Corinna McClune is Citi's Sanctions, AML and Anti-Bribery Counsel, Senior Vice President, and was Citi’s first and only pupil that year. 




Why did you become a pupil at Citi?

Corinna: I joined Citi just after finishing my Bar Professional Training Course in 2014. I had expectations of moving into chambers shortly after, but I quickly found that I enjoyed working in a commercial organisation, undertaking quality work on complex issues. After having my first child in 2016, the benefits and the work-life balance were a heavy influence in staying in-house.

I met Sharon Blackman OBE on an internal mentorship scheme, and we discussed the idea of undertaking pupillage. I started my first six when we were working from home due to the COVID-19 pandemic; as I was already integrated in the organisation there was no lack of opportunities to be brought in close to the heart of the issues affecting the firm, and I worked closely with senior members of the department.

“An advantage of undertaking pupillage in a commercial organisation meant that I was exposed to and given a level of work that I would have had to build up for years elsewhere” - Corinna McClune, Sanctions, AML and Anti-Bribery Counsel, Senior Vice President.


What are the benefits of undertaking pupillage in-house?

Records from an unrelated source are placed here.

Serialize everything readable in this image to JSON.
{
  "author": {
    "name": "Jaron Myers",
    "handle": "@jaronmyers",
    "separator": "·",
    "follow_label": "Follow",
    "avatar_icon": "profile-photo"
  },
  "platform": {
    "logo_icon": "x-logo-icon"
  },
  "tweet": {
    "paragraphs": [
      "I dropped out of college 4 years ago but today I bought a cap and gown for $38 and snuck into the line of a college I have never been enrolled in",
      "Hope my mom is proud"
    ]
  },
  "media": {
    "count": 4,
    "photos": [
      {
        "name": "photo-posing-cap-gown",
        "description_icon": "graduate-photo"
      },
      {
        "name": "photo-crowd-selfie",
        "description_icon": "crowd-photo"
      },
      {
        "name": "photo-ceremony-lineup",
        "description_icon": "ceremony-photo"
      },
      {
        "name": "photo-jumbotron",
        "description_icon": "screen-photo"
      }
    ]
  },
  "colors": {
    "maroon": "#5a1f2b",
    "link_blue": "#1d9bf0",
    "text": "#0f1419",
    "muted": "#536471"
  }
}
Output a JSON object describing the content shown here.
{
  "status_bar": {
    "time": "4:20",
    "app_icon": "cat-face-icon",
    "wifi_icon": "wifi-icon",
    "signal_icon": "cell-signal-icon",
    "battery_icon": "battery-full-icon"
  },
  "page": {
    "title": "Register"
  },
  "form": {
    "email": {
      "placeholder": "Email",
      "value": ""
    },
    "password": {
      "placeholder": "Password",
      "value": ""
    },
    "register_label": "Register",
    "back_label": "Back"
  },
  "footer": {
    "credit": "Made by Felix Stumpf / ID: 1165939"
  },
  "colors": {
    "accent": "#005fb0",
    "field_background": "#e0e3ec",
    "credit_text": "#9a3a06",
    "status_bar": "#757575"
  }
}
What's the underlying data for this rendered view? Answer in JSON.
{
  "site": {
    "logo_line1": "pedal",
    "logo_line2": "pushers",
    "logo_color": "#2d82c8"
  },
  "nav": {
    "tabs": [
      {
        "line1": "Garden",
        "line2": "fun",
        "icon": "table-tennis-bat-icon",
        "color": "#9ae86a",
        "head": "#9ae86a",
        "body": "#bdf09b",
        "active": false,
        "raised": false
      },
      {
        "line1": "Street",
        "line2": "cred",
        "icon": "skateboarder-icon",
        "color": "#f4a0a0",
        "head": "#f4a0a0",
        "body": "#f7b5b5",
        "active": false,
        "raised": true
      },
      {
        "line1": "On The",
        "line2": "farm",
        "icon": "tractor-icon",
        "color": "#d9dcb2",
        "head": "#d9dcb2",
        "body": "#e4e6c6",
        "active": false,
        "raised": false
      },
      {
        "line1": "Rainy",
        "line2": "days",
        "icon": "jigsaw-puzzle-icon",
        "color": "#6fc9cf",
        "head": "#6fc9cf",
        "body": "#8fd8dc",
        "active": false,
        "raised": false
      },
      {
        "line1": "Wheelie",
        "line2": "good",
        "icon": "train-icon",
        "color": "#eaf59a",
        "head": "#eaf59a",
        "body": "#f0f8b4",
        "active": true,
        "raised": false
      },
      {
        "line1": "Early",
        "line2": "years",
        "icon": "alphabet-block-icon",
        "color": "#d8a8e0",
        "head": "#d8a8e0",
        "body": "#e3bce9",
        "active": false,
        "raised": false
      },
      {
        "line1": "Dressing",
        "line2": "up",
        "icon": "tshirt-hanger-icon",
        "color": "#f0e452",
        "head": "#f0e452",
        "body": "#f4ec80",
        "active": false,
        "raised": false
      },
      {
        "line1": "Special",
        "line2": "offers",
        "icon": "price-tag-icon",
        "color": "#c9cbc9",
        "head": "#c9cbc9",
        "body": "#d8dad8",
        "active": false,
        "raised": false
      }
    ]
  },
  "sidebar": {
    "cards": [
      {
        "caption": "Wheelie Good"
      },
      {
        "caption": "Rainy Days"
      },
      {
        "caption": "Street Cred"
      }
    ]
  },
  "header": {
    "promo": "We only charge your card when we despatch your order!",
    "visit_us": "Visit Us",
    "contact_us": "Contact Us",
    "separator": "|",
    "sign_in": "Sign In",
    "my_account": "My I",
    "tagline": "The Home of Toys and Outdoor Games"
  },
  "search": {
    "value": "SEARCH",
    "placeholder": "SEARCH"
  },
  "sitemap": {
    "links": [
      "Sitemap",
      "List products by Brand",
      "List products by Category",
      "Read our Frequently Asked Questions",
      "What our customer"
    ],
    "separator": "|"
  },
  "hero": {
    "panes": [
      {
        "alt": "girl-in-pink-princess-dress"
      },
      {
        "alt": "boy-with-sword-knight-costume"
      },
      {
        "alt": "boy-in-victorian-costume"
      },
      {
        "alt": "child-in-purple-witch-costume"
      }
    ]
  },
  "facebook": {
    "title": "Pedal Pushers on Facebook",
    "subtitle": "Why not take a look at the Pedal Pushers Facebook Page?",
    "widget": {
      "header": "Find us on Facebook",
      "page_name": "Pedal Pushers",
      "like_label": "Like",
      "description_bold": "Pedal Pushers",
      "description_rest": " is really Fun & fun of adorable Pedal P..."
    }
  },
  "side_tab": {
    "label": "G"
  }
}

Corinna: As a sanctions specialist, the Russian invasion of Ukraine meant that I had a complex stream of work in an unprecedented legal environment. The pace of the novel sanctions being introduced meant my work and advice, especially in my second six, was at the heart of decision making for the organisation here.

Being an in-house commercial pupil meant I had built up a trusted advisor status with the business, and have more of an ability to influence and advise by knowing my client inside and out. While it may be seen as a disadvantage as only having one ‘client’, the variety of products and services that Citi offers across multiple jurisdictions ensures I have a vast variety of work with different stakeholders, and I never fully fall into my comfort zone.

The advantage for Citi is that they have a pupil and then a barrister who knows the organisation, and can act nimbly when novel situations arise, something I have had plenty of occasions to demonstrate in the last two years! During my pupillage I was able to be in the room to discuss with HM Government through UK Finance, our industry body and lead industry papers to be presented to government.

Being an employed barrister is my personal preference with two young children. I welcome more variety for prospective pupils at the Bar too; it helps promote diversity as it attracts a wider group of people in different circumstances. There are many employed barristers bringing their skills to numerous organisations, be it in-house or at a law firm etc. and the pupillages on offer should reflect this.

I was surprised to find I was the only in-house commercial pupil that year and that shouldn’t be the case. Our skills are needed and can greatly add to commercial legal departments from pupillage, not solely after experienced practice elsewhere.

This blog is part of the Employed Bar Pupillage series. Read Stuart Alford KC’s blog, where he explores why the numbers of employed pupillages on offer have historically been low, and how the landscape is now changing.